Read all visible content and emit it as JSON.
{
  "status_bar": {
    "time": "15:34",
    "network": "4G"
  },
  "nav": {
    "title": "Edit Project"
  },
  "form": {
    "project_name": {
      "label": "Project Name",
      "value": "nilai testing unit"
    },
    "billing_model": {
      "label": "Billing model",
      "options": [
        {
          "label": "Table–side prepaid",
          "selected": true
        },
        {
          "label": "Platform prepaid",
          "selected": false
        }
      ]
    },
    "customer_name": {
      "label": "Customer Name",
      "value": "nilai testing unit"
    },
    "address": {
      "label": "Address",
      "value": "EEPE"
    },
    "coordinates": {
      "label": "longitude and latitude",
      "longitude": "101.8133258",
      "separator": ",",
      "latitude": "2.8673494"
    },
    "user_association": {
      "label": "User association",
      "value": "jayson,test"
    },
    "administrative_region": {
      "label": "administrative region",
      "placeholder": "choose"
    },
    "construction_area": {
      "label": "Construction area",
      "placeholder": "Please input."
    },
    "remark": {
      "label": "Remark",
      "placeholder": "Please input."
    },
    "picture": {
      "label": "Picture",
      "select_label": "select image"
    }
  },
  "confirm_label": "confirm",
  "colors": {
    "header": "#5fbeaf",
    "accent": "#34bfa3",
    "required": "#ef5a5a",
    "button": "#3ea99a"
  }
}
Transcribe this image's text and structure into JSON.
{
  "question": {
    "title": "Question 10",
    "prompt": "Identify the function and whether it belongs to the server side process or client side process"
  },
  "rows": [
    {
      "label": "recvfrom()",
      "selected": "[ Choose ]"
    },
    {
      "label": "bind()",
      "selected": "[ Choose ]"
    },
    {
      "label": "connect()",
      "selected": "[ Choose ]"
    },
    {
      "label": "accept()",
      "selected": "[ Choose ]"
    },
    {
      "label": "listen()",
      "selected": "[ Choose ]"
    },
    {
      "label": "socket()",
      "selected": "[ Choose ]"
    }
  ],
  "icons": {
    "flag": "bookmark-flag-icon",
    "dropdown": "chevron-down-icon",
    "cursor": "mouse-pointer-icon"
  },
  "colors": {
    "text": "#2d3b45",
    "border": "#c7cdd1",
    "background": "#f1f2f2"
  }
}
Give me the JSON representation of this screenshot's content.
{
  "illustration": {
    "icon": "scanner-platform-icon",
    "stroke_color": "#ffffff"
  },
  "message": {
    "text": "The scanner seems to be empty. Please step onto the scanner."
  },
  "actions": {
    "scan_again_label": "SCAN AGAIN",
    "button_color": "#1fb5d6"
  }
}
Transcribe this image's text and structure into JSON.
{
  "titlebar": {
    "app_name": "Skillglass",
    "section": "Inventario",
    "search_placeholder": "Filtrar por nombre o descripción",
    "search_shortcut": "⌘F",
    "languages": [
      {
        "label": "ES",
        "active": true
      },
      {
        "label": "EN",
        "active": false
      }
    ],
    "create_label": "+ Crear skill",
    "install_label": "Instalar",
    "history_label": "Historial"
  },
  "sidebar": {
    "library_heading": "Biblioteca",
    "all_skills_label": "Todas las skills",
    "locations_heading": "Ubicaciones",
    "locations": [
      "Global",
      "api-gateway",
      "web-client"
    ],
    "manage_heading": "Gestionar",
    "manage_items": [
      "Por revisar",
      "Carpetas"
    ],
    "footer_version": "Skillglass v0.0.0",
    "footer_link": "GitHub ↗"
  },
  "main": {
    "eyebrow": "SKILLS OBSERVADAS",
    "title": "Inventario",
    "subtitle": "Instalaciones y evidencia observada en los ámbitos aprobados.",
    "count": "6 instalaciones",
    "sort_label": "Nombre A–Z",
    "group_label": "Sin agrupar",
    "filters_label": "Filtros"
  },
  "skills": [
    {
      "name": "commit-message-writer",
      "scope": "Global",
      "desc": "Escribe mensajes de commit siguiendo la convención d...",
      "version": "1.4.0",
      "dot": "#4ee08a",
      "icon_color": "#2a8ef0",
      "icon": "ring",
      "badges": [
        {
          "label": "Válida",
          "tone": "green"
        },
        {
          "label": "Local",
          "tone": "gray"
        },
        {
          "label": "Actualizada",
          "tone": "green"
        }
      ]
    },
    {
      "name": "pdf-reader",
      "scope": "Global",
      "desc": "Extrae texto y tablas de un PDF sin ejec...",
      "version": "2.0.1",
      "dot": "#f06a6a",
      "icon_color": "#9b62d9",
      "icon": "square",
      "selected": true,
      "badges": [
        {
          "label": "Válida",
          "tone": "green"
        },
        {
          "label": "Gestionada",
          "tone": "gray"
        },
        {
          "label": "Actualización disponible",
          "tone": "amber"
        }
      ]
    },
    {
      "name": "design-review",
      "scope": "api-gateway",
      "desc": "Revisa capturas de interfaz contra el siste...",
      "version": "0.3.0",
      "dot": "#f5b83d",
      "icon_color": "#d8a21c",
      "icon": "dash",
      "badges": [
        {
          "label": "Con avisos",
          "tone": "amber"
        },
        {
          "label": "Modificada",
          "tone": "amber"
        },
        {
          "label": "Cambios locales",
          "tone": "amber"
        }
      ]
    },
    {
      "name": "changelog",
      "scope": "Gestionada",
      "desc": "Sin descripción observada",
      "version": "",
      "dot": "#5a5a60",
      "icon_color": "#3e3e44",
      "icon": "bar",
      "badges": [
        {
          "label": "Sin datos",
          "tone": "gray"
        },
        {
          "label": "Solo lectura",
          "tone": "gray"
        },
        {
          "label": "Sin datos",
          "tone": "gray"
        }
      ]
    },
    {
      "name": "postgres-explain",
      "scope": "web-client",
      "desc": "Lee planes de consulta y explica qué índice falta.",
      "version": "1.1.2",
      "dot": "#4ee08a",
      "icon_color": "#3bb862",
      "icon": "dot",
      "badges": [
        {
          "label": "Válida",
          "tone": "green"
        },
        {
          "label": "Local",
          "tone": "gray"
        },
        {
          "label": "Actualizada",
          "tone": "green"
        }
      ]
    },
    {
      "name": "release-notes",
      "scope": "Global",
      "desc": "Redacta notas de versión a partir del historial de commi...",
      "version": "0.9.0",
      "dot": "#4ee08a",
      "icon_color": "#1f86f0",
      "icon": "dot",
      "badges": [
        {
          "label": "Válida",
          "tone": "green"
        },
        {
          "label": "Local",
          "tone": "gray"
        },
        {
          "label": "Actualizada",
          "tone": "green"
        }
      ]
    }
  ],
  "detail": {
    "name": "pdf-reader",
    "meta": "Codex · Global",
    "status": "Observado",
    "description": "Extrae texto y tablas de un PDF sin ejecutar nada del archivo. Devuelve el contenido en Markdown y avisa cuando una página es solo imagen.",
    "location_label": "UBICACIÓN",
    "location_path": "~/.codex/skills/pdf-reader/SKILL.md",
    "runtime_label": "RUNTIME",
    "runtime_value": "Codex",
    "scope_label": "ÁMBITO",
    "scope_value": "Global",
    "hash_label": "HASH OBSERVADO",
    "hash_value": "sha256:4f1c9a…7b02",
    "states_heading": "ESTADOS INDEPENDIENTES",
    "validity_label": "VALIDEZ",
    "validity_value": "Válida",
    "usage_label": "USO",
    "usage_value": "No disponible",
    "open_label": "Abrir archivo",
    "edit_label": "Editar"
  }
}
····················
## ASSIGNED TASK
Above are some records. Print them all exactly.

## COMPLETED EXERCISE
Read all visible content and emit it as JSON.
{
  "status_bar": {
    "time": "15:34",
    "network": "4G"
  },
  "nav": {
    "title": "Edit Project"
  },
  "form": {
    "project_name": {
      "label": "Project Name",
      "value": "nilai testing unit"
    },
    "billing_model": {
      "label": "Billing model",
      "options": [
        {
          "label": "Table–side prepaid",
          "selected": true
        },
        {
          "label": "Platform prepaid",
          "selected": false
        }
      ]
    },
    "customer_name": {
      "label": "Customer Name",
      "value": "nilai testing unit"
    },
    "address": {
      "label": "Address",
      "value": "EEPE"
    },
    "coordinates": {
      "label": "longitude and latitude",
      "longitude": "101.8133258",
      "separator": ",",
      "latitude": "2.8673494"
    },
    "user_association": {
      "label": "User association",
      "value": "jayson,test"
    },
    "administrative_region": {
      "label": "administrative region",
      "placeholder": "choose"
    },
    "construction_area": {
      "label": "Construction area",
      "placeholder": "Please input."
    },
    "remark": {
      "label": "Remark",
      "placeholder": "Please input."
    },
    "picture": {
      "label": "Picture",
      "select_label": "select image"
    }
  },
  "confirm_label": "confirm",
  "colors": {
    "header": "#5fbeaf",
    "accent": "#34bfa3",
    "required": "#ef5a5a",
    "button": "#3ea99a"
  }
}
Transcribe this image's text and structure into JSON.
{
  "question": {
    "title": "Question 10",
    "prompt": "Identify the function and whether it belongs to the server side process or client side process"
  },
  "rows": [
    {
      "label": "recvfrom()",
      "selected": "[ Choose ]"
    },
    {
      "label": "bind()",
      "selected": "[ Choose ]"
    },
    {
      "label": "connect()",
      "selected": "[ Choose ]"
    },
    {
      "label": "accept()",
      "selected": "[ Choose ]"
    },
    {
      "label": "listen()",
      "selected": "[ Choose ]"
    },
    {
      "label": "socket()",
      "selected": "[ Choose ]"
    }
  ],
  "icons": {
    "flag": "bookmark-flag-icon",
    "dropdown": "chevron-down-icon",
    "cursor": "mouse-pointer-icon"
  },
  "colors": {
    "text": "#2d3b45",
    "border": "#c7cdd1",
    "background": "#f1f2f2"
  }
}
Give me the JSON representation of this screenshot's content.
{
  "illustration": {
    "icon": "scanner-platform-icon",
    "stroke_color": "#ffffff"
  },
  "message": {
    "text": "The scanner seems to be empty. Please step onto the scanner."
  },
  "actions": {
    "scan_again_label": "SCAN AGAIN",
    "button_color": "#1fb5d6"
  }
}
Transcribe this image's text and structure into JSON.
{
  "titlebar": {
    "app_name": "Skillglass",
    "section": "Inventario",
    "search_placeholder": "Filtrar por nombre o descripción",
    "search_shortcut": "⌘F",
    "languages": [
      {
        "label": "ES",
        "active": true
      },
      {
        "label": "EN",
        "active": false
      }
    ],
    "create_label": "+ Crear skill",
    "install_label": "Instalar",
    "history_label": "Historial"
  },
  "sidebar": {
    "library_heading": "Biblioteca",
    "all_skills_label": "Todas las skills",
    "locations_heading": "Ubicaciones",
    "locations": [
      "Global",
      "api-gateway",
      "web-client"
    ],
    "manage_heading": "Gestionar",
    "manage_items": [
      "Por revisar",
      "Carpetas"
    ],
    "footer_version": "Skillglass v0.0.0",
    "footer_link": "GitHub ↗"
  },
  "main": {
    "eyebrow": "SKILLS OBSERVADAS",
    "title": "Inventario",
    "subtitle": "Instalaciones y evidencia observada en los ámbitos aprobados.",
    "count": "6 instalaciones",
    "sort_label": "Nombre A–Z",
    "group_label": "Sin agrupar",
    "filters_label": "Filtros"
  },
  "skills": [
    {
      "name": "commit-message-writer",
      "scope": "Global",
      "desc": "Escribe mensajes de commit siguiendo la convención d...",
      "version": "1.4.0",
      "dot": "#4ee08a",
      "icon_color": "#2a8ef0",
      "icon": "ring",
      "badges": [
        {
          "label": "Válida",
          "tone": "green"
        },
        {
          "label": "Local",
          "tone": "gray"
        },
        {
          "label": "Actualizada",
          "tone": "green"
        }
      ]
    },
    {
      "name": "pdf-reader",
      "scope": "Global",
      "desc": "Extrae texto y tablas de un PDF sin ejec...",
      "version": "2.0.1",
      "dot": "#f06a6a",
      "icon_color": "#9b62d9",
      "icon": "square",
      "selected": true,
      "badges": [
        {
          "label": "Válida",
          "tone": "green"
        },
        {
          "label": "Gestionada",
          "tone": "gray"
        },
        {
          "label": "Actualización disponible",
          "tone": "amber"
        }
      ]
    },
    {
      "name": "design-review",
      "scope": "api-gateway",
      "desc": "Revisa capturas de interfaz contra el siste...",
      "version": "0.3.0",
      "dot": "#f5b83d",
      "icon_color": "#d8a21c",
      "icon": "dash",
      "badges": [
        {
          "label": "Con avisos",
          "tone": "amber"
        },
        {
          "label": "Modificada",
          "tone": "amber"
        },
        {
          "label": "Cambios locales",
          "tone": "amber"
        }
      ]
    },
    {
      "name": "changelog",
      "scope": "Gestionada",
      "desc": "Sin descripción observada",
      "version": "",
      "dot": "#5a5a60",
      "icon_color": "#3e3e44",
      "icon": "bar",
      "badges": [
        {
          "label": "Sin datos",
          "tone": "gray"
        },
        {
          "label": "Solo lectura",
          "tone": "gray"
        },
        {
          "label": "Sin datos",
          "tone": "gray"
        }
      ]
    },
    {
      "name": "postgres-explain",
      "scope": "web-client",
      "desc": "Lee planes de consulta y explica qué índice falta.",
      "version": "1.1.2",
      "dot": "#4ee08a",
      "icon_color": "#3bb862",
      "icon": "dot",
      "badges": [
        {
          "label": "Válida",
          "tone": "green"
        },
        {
          "label": "Local",
          "tone": "gray"
        },
        {
          "label": "Actualizada",
          "tone": "green"
        }
      ]
    },
    {
      "name": "release-notes",
      "scope": "Global",
      "desc": "Redacta notas de versión a partir del historial de commi...",
      "version": "0.9.0",
      "dot": "#4ee08a",
      "icon_color": "#1f86f0",
      "icon": "dot",
      "badges": [
        {
          "label": "Válida",
          "tone": "green"
        },
        {
          "label": "Local",
          "tone": "gray"
        },
        {
          "label": "Actualizada",
          "tone": "green"
        }
      ]
    }
  ],
  "detail": {
    "name": "pdf-reader",
    "meta": "Codex · Global",
    "status": "Observado",
    "description": "Extrae texto y tablas de un PDF sin ejecutar nada del archivo. Devuelve el contenido en Markdown y avisa cuando una página es solo imagen.",
    "location_label": "UBICACIÓN",
    "location_path": "~/.codex/skills/pdf-reader/SKILL.md",
    "runtime_label": "RUNTIME",
    "runtime_value": "Codex",
    "scope_label": "ÁMBITO",
    "scope_value": "Global",
    "hash_label": "HASH OBSERVADO",
    "hash_value": "sha256:4f1c9a…7b02",
    "states_heading": "ESTADOS INDEPENDIENTES",
    "validity_label": "VALIDEZ",
    "validity_value": "Válida",
    "usage_label": "USO",
    "usage_value": "No disponible",
    "open_label": "Abrir archivo",
    "edit_label": "Editar"
  }
}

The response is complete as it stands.